Sarah Shannon – University of Georgia
Sarah Shannon is an Assistant Professor in Sociology at the University of Georgia. Her interdisciplinary research investigates how social institutions like the criminal justice and public welfare systems affect social inequality.
Christopher Uggen – University of Minnesota
Christopher Uggen is Regents Professor and Martindale chair in Sociology, Law, and Public Affairs at the University of Minnesota. He studies crime, law, and social inequality, firm in the belief that good science can light the way to a more just and peaceful world.
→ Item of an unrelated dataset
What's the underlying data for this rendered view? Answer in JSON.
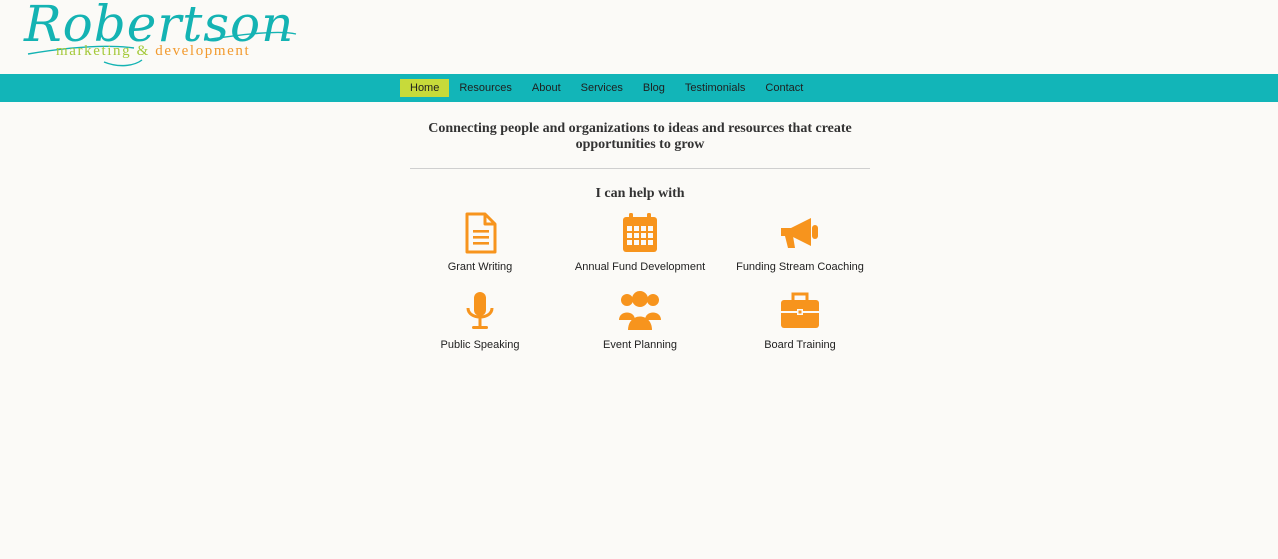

If you aren’t willing to follow the law yourself, then you can’t demand a role in making the law for everyone else, which is what you do when you vote. The right to vote can be restored to felons, but it should be done carefully, on a case-by-case basis after a person has shown that he or she has really turned over a new leaf, not automatically on the day someone walks out of prison. After all, the unfortunate truth is that most people who walk out of prison will be walking back in. Read more about this issue here: http://www.heritage.org/crime-and-justice/report/felon-voting-and-unconstitutional-congressional-overreach